It was exactly the kind of book I needed, too. And a great book for the turn of the year. I spent the fall embroiled in family issues and a frustrating job hunt, and while these things still aren’t entirely resolved, I am more optimistic. Mostly because of a type of attitude described in the book. A character quotes Mackenzie King (I haven’t been able to verify in Bartletts’ or online, but I’ve latched onto the quotation anyway):

“If you’ve really done absolutely everything you can and you still come up short, fate will smile on good people.”

Sure hope so. Thanks to Fallis for a great book, and to friend Sarah for going to the reading and buying my copy.

Merry, merry Christmas!

December 25, 2008

Merry Christmas, everyone!

little tree

by E. E. Cummings

little tree
little silent Christmas tree
you are so little
you are more like a flower

who found you in the green forest
and were you very sorry to come away?
see i will comfort you
because you smell so sweetly

i will kiss your cool bark
and hug you safe and tight
just as your mother would,
only don’t be afraid

look     the spangles
that sleep all the year in a dark box
dreaming of being taken out and allowed to shine,
the balls the chains red and gold the fluffy threads,

put up your little arms
and i’ll give them all to you to hold
every finger shall have its ring
and there won’t be a single place dark or unhappy

then when you’re quite dressed
you’ll stand in the window for everyone to see
and how they’ll stare!
oh but you’ll be very proud

and my little sister and i will take hands
and looking up at our beautiful tree
we’ll dance and sing
“Noel Noel”

“little tree” by ee cummings, from 100 Selected Poems by e. e. cummings. © Grove Weidenfeld, 1959.

Overload Update

December 19, 2008

Oryx and Crake…done.

Vanity Fair…done.

Hobbit and Life of Pi for the Teen Reading Club book group…well, I’ve gone through them again.

Unfortunately, I took time I could have been reading The 9/11 Commission Report, Kay Ryan’s poetry, or anything else, to reread a Harry Potter Book. And now, Philip Gourevitch’s We wish to inform you that tomorrow we will be killed with our families and Edward Said’s On Late Style have arrived. And Plummer still waits in the wings. Well, his autobiography does. Lots of good reading to do…Merry Christmas to me!

(And I might skim the 9/11 Report).


December 3, 2008

Hard to believe someone who loves to read and whose only obligations at the moment are family- and volunteer-oriented could fall so far behind on her reading list, but here it is.

I’m a few chapters in to the really excellent (as I said) 9/11 Commission Report.

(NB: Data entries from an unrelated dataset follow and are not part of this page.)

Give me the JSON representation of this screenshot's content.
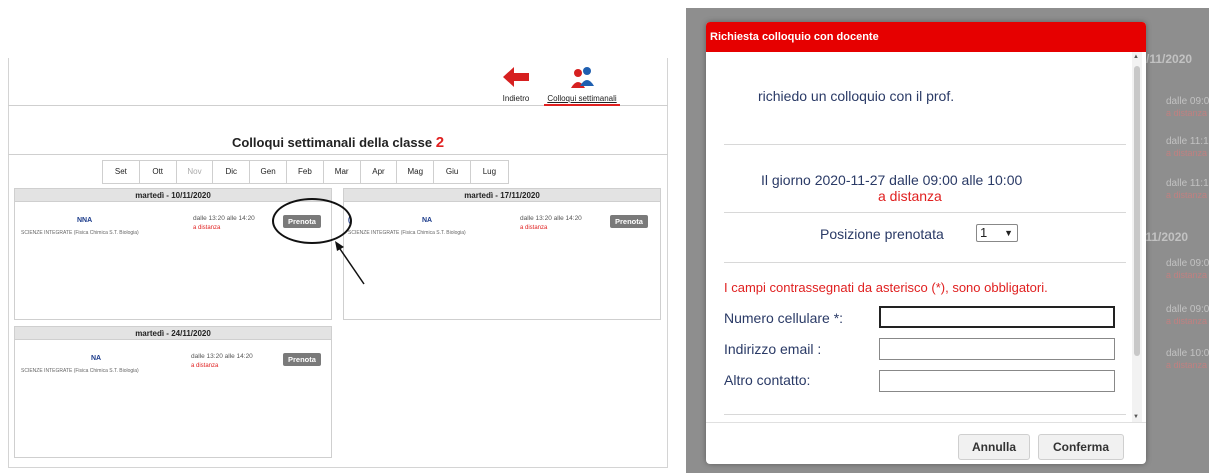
{
  "toolbar": {
    "back_label": "Indietro",
    "weekly_label": "Colloqui settimanali"
  },
  "title": {
    "text": "Colloqui settimanali della classe",
    "class_num": "2"
  },
  "months": [
    {
      "label": "Set",
      "disabled": false
    },
    {
      "label": "Ott",
      "disabled": false
    },
    {
      "label": "Nov",
      "disabled": true
    },
    {
      "label": "Dic",
      "disabled": false
    },
    {
      "label": "Gen",
      "disabled": false
    },
    {
      "label": "Feb",
      "disabled": false
    },
    {
      "label": "Mar",
      "disabled": false
    },
    {
      "label": "Apr",
      "disabled": false
    },
    {
      "label": "Mag",
      "disabled": false
    },
    {
      "label": "Giu",
      "disabled": false
    },
    {
      "label": "Lug",
      "disabled": false
    }
  ],
  "cards": [
    {
      "date": "martedì - 10/11/2020",
      "teacher": "NNA",
      "subject": "SCIENZE INTEGRATE (Fisica Chimica S.T. Biologia)",
      "time": "dalle 13:20 alle 14:20",
      "mode": "a distanza",
      "button": "Prenota"
    },
    {
      "date": "martedì - 17/11/2020",
      "teacher_prefix": "(",
      "teacher": "NA",
      "subject": "SCIENZE INTEGRATE (Fisica Chimica S.T. Biologia)",
      "time": "dalle 13:20 alle 14:20",
      "mode": "a distanza",
      "button": "Prenota"
    },
    {
      "date": "martedì - 24/11/2020",
      "teacher": "NA",
      "subject": "SCIENZE INTEGRATE (Fisica Chimica S.T. Biologia)",
      "time": "dalle 13:20 alle 14:20",
      "mode": "a distanza",
      "button": "Prenota"
    }
  ],
  "background": {
    "dates": [
      "/11/2020",
      "/11/2020"
    ],
    "times": [
      "dalle 09:00",
      "dalle 11:10",
      "dalle 11:10",
      "dalle 09:0",
      "dalle 09:00",
      "dalle 10:0"
    ],
    "modes": [
      "a distanza",
      "a distanza",
      "a distanza",
      "a distanza",
      "a distanza",
      "a distanza"
    ]
  },
  "modal": {
    "title": "Richiesta colloquio con docente",
    "intro": "richiedo un colloquio con il prof.",
    "day_line": "Il giorno 2020-11-27 dalle 09:00 alle 10:00",
    "mode": "a distanza",
    "position_label": "Posizione prenotata",
    "position_value": "1",
    "required_note": "I campi contrassegnati da asterisco (*), sono obbligatori.",
    "fields": [
      {
        "label": "Numero cellulare *:",
        "value": ""
      },
      {
        "label": "Indirizzo email :",
        "value": ""
      },
      {
        "label": "Altro contatto:",
        "value": ""
      }
    ],
    "cancel_label": "Annulla",
    "confirm_label": "Conferma"
  },
  "colors": {
    "accent_red": "#e60000",
    "text_blue": "#2a3a66",
    "overlay": "#8e8e8e"
  }
}
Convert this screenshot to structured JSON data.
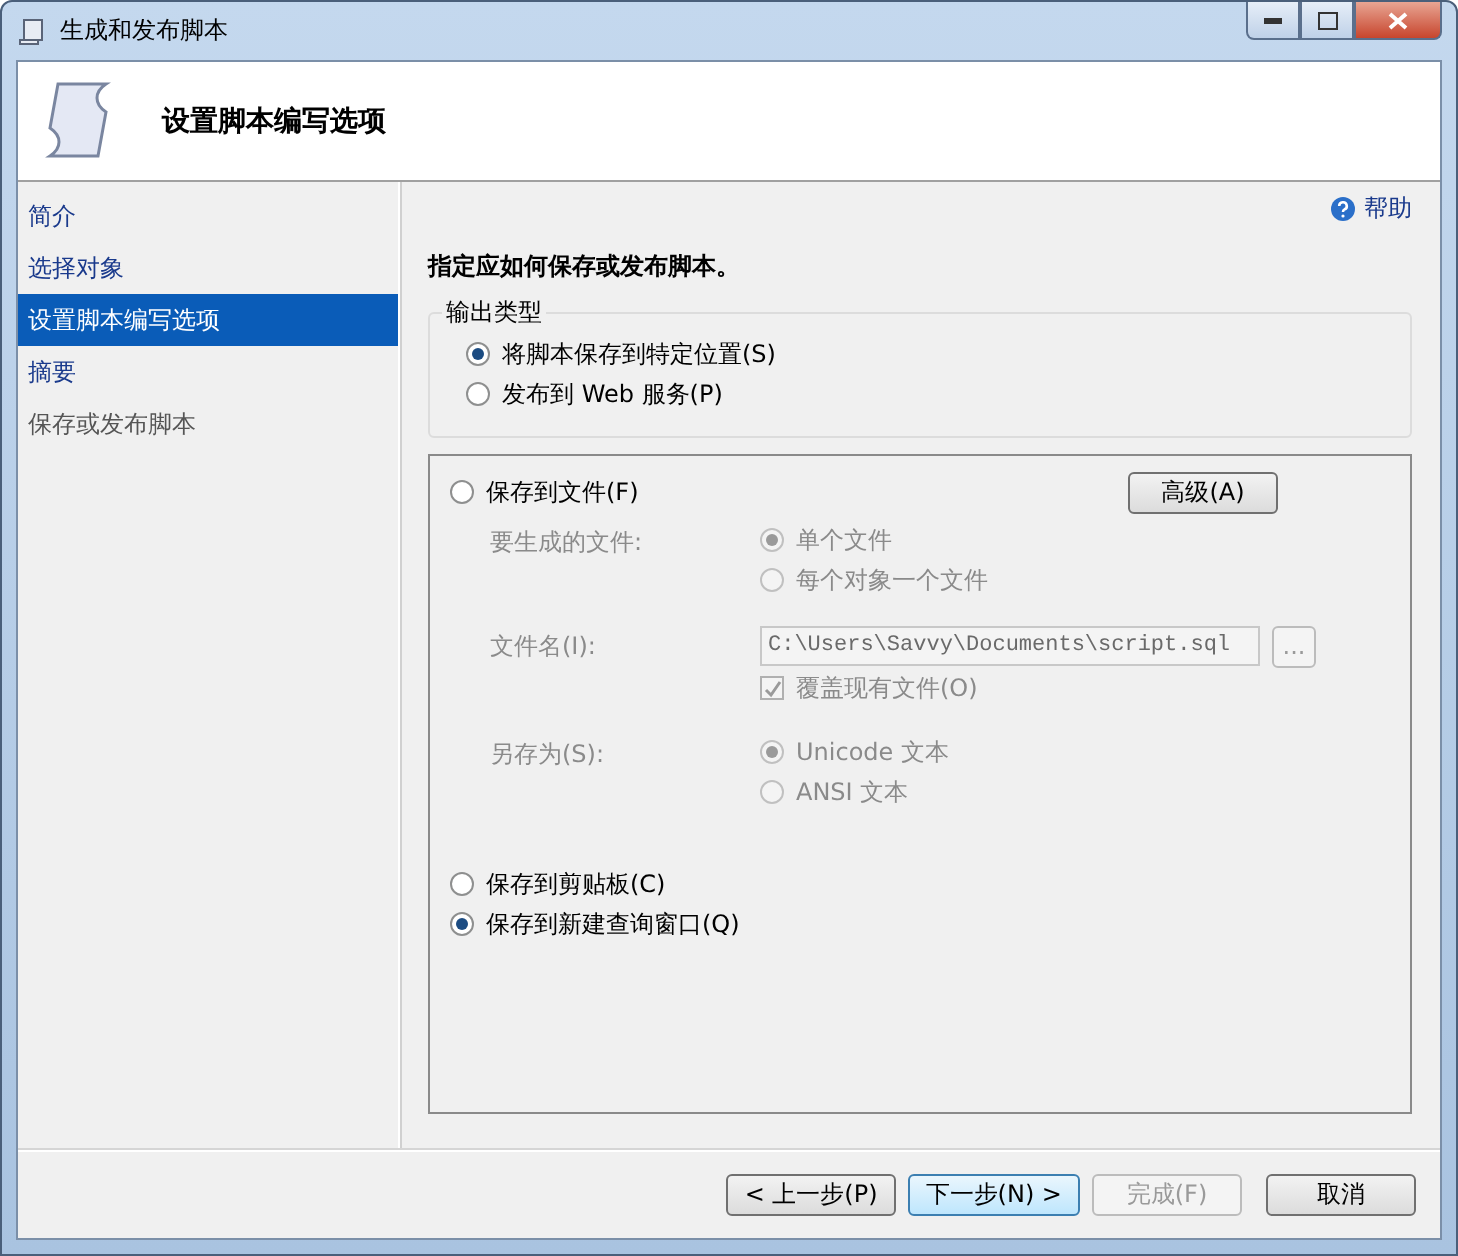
{
  "window": {
    "title": "生成和发布脚本"
  },
  "header": {
    "title": "设置脚本编写选项"
  },
  "sidebar": {
    "items": [
      {
        "label": "简介",
        "selected": false,
        "disabled": false
      },
      {
        "label": "选择对象",
        "selected": false,
        "disabled": false
      },
      {
        "label": "设置脚本编写选项",
        "selected": true,
        "disabled": false
      },
      {
        "label": "摘要",
        "selected": false,
        "disabled": false
      },
      {
        "label": "保存或发布脚本",
        "selected": false,
        "disabled": true
      }
    ]
  },
  "help": {
    "label": "帮助"
  },
  "instruction": "指定应如何保存或发布脚本。",
  "output_type": {
    "legend": "输出类型",
    "options": [
      {
        "label": "将脚本保存到特定位置(S)",
        "selected": true
      },
      {
        "label": "发布到 Web 服务(P)",
        "selected": false
      }
    ]
  },
  "destination": {
    "save_to_file": {
      "label": "保存到文件(F)",
      "selected": false
    },
    "advanced_button": "高级(A)",
    "file_options": {
      "disabled": true,
      "files_to_generate": {
        "label": "要生成的文件:",
        "options": [
          {
            "label": "单个文件",
            "selected": true
          },
          {
            "label": "每个对象一个文件",
            "selected": false
          }
        ]
      },
      "file_name": {
        "label": "文件名(I):",
        "value": "C:\\Users\\Savvy\\Documents\\script.sql",
        "browse": "..."
      },
      "overwrite": {
        "label": "覆盖现有文件(O)",
        "checked": true
      },
      "save_as": {
        "label": "另存为(S):",
        "options": [
          {
            "label": "Unicode 文本",
            "selected": true
          },
          {
            "label": "ANSI 文本",
            "selected": false
          }
        ]
      }
    },
    "clipboard": {
      "label": "保存到剪贴板(C)",
      "selected": false
    },
    "query_window": {
      "label": "保存到新建查询窗口(Q)",
      "selected": true
    }
  },
  "buttons": [
    {
      "label": "< 上一步(P)",
      "disabled": false,
      "focused": false
    },
    {
      "label": "下一步(N) >",
      "disabled": false,
      "focused": true
    },
    {
      "label": "完成(F)",
      "disabled": true,
      "focused": false
    },
    {
      "label": "取消",
      "disabled": false,
      "focused": false
    }
  ]
}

I’m about halfway through my newest Vanity Fair.

I’ve only just started the book of poetry, and haven’t started at all with Christopher Plummer’s autobiography, both of which just arrived for me.

I’m re-reading Life of Pi (not started) and reading Atwood’s Oryx and Crake (not started) for a teen book club / forum I’m involved with.

And of course there’s always still Salinger, Shakespeare’s Roman plays and histories, and Three Musketeers that I’ve promised myself I’ll get to.

Luckily, it all sounds like lots of fun. I’ll try to get through my Vanity Fair and maybe the Kay Ryan poetry today; all that’s going on is Christmas decorating and a concert.